▶ **Extracted data entries**
=====
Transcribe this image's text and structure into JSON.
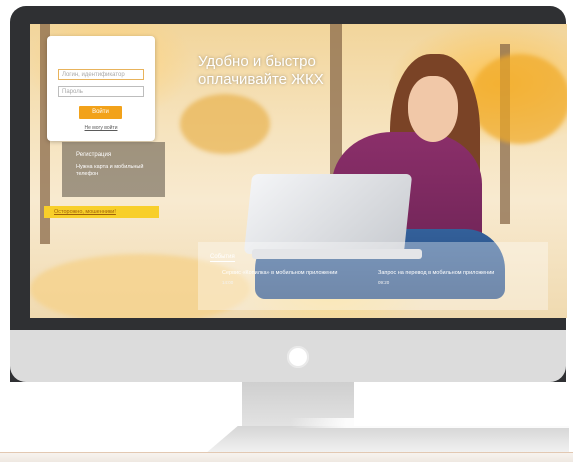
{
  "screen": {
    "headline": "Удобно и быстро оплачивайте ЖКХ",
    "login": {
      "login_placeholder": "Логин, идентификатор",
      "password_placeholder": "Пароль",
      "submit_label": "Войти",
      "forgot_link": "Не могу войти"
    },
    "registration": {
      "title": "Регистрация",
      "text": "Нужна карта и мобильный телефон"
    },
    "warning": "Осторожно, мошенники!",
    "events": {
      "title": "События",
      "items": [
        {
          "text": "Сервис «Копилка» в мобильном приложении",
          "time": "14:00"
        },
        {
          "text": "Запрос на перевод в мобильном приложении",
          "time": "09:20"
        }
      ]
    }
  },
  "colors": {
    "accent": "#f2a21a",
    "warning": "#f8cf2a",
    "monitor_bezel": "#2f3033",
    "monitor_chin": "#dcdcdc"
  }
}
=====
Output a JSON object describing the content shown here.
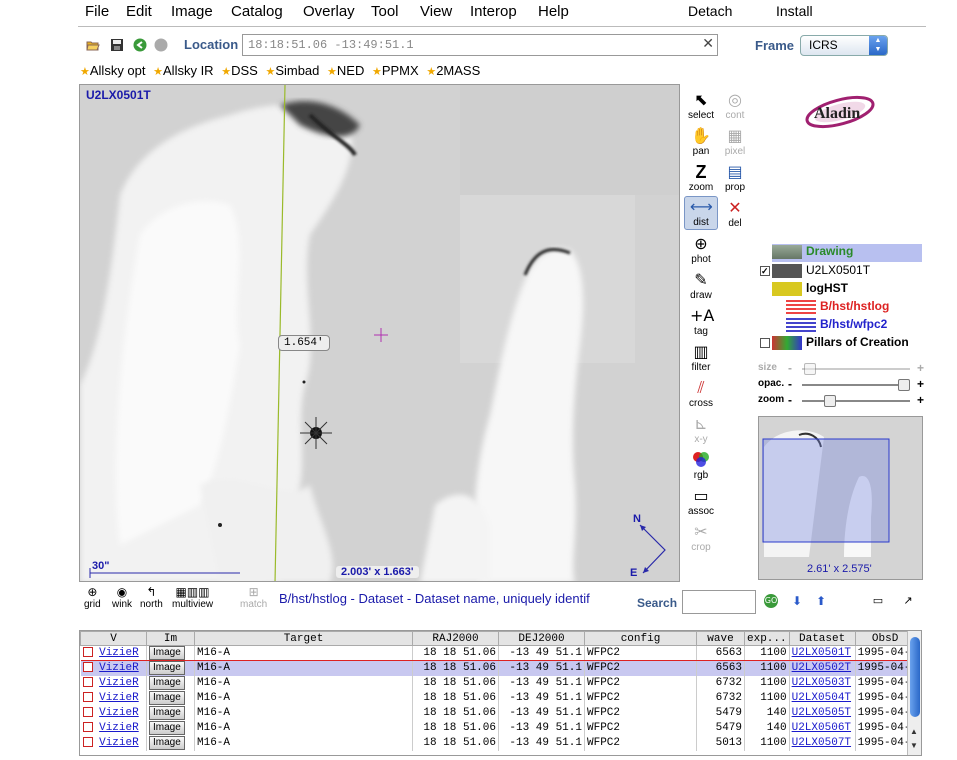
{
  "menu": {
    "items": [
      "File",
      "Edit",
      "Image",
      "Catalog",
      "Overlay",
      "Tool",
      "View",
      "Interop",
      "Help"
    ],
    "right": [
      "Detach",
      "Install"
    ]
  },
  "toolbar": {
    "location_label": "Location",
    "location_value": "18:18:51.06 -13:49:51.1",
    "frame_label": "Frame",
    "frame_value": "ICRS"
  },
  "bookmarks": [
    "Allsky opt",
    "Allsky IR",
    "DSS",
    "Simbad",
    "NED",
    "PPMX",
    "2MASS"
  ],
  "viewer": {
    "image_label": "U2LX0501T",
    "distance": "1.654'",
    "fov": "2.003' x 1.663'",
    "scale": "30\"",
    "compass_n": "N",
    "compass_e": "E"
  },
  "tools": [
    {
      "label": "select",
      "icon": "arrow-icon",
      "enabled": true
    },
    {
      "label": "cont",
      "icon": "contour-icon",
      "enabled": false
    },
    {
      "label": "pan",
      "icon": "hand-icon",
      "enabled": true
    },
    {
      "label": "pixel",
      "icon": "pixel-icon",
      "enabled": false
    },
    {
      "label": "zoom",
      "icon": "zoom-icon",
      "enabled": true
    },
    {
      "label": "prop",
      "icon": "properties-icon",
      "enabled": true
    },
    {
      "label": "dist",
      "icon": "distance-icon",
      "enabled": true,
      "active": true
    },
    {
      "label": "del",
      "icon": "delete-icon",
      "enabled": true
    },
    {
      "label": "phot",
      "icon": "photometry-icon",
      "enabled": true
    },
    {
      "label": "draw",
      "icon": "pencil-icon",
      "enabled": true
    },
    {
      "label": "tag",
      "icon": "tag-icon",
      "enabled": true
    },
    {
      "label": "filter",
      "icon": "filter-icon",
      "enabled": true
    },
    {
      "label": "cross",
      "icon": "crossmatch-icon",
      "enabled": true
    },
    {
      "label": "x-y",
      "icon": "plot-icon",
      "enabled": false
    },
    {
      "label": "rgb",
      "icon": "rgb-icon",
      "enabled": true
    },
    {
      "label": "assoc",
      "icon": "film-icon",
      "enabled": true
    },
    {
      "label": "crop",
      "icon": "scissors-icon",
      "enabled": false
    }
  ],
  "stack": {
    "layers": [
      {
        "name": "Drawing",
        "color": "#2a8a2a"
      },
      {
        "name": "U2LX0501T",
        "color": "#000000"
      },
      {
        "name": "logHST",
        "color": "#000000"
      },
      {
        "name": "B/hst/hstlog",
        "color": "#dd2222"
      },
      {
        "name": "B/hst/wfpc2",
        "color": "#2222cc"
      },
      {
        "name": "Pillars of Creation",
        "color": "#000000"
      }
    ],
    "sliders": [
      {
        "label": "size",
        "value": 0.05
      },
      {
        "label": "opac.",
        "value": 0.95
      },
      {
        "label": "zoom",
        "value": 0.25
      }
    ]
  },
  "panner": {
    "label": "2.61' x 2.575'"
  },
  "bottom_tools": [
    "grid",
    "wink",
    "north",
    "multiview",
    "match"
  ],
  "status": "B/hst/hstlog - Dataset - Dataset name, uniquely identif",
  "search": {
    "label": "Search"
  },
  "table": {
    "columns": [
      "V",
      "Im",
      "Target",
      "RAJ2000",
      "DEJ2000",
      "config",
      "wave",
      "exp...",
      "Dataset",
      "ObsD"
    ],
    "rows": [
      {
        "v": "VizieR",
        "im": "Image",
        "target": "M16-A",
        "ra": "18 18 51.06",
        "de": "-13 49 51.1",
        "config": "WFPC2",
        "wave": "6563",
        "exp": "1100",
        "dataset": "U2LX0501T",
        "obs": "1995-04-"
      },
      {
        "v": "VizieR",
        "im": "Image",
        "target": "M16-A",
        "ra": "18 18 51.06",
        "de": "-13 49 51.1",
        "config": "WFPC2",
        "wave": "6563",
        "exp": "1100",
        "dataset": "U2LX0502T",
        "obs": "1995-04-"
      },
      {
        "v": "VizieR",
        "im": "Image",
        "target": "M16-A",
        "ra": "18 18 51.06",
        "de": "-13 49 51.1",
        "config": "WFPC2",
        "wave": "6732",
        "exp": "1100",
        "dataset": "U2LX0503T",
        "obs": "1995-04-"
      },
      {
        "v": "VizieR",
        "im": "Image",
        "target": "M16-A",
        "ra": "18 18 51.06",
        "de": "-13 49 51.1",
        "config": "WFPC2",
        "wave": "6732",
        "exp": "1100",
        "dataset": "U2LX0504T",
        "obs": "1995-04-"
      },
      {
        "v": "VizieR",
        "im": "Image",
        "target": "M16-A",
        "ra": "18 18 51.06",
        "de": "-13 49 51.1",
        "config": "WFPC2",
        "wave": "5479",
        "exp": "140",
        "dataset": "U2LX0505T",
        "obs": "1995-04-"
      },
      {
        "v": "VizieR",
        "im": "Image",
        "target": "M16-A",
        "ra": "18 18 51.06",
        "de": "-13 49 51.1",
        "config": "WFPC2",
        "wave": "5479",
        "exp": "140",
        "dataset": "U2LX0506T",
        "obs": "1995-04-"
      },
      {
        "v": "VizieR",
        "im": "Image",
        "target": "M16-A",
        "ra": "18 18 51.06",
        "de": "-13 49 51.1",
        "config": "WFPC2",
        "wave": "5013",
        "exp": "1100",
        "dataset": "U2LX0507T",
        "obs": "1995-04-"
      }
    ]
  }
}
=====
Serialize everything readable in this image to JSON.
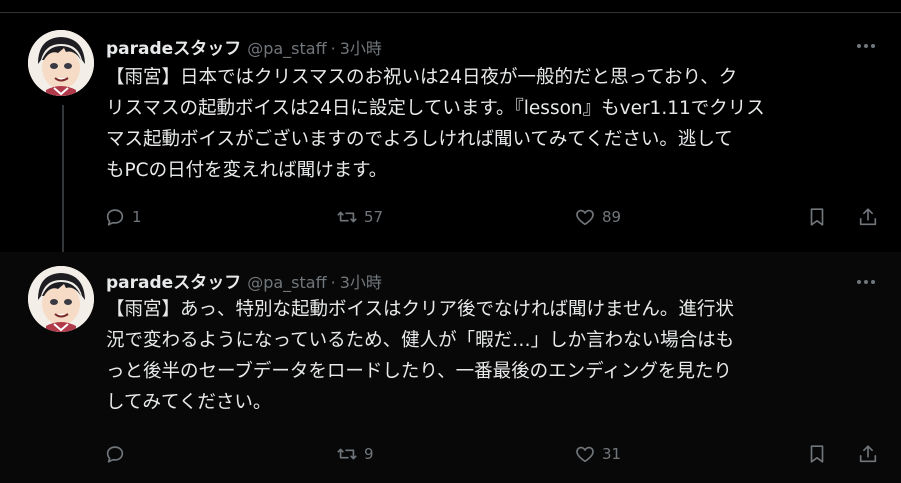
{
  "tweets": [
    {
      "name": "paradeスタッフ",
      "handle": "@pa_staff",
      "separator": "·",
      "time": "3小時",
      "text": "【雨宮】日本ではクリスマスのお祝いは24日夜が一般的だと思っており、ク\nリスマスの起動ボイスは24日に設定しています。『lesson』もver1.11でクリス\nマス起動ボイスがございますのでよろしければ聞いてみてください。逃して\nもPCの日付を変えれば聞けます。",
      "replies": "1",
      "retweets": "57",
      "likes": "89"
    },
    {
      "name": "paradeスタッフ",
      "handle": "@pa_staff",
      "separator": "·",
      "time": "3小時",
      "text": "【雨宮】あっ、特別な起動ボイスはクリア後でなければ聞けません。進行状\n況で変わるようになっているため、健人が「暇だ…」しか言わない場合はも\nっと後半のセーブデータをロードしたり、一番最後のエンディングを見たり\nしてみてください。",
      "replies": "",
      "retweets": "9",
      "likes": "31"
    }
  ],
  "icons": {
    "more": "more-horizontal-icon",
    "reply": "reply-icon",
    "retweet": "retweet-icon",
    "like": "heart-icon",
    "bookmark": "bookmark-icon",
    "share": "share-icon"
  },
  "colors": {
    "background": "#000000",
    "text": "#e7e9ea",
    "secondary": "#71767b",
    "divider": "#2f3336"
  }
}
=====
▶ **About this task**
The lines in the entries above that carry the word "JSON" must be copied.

▶ **Your solution**
Transcribe this image's text and structure into JSON.
Output a JSON object describing the content shown here.
Serialize everything readable in this image to JSON.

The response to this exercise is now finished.